Google has signed an agreement to start laying down fiber optic cable connection from Florida to Brazil, with the agreement made with Brazil's telecom company Algar Telecom, along with African company Angola Cables.
The cable will be covering 6,560 miles and will have six fiber pairs which should provide a network bandwidth up to 1Tbps. The undertaking of this project is said to cost about $60 million. TE Connectivity SubCom is the one who received this contract for construction and said to complete its work by late 2016. Google Latin America head Cristian Ramos said, "As more people get access to the Internet, more capacity to the infrastructure that keeps the Internet running is needed, so that everyone can have a fast, safe and useful online experience."
It is being speculated that the reason for Google to choose Brazil is to bring more Internet connectivity that can greatly benefit from high-speed connections. Many countries in South America are deemed as emerging markets according to analyst from J. Gold Associate Jack Gold. On the other side, as expected not many companies are happy with Google's entry as an Internet service provider. The CEO of Allied Fiber Hunter Newby said that companies will want to control costs, provisioning, quality and repair. He also said, "Those that have control can impose their will."

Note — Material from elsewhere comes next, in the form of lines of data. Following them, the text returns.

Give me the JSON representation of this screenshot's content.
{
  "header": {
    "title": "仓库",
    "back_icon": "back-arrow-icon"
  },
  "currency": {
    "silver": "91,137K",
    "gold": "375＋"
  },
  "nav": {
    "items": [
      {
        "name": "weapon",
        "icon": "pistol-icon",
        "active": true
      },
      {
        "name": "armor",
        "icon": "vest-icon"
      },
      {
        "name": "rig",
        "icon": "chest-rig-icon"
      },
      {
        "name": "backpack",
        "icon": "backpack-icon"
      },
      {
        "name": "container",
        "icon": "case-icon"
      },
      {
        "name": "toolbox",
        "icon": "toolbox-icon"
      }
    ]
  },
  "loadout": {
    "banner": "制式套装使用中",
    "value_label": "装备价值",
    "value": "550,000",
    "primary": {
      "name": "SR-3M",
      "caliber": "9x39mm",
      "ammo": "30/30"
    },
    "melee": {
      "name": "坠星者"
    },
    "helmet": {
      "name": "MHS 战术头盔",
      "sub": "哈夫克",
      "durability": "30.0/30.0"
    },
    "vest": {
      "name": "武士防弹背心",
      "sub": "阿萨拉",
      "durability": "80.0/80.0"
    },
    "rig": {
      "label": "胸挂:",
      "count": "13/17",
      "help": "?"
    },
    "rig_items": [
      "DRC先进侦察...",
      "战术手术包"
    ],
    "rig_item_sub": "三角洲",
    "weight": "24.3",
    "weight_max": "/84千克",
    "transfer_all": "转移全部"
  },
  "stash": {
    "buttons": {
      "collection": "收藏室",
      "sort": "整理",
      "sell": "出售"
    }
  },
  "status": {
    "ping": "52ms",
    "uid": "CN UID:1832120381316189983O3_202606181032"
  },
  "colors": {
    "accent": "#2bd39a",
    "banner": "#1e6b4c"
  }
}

In any case, Google favoured net neutrality. Irrespective of its intentions, it's contradictory to the way Internet service providers like AT&T and Verizon operate. It should be noted that streaming companies like Netflix end up paying to few Internet service providers to provide 'better quality' internet access for its customers, which sparked the heated debate about net neutrality.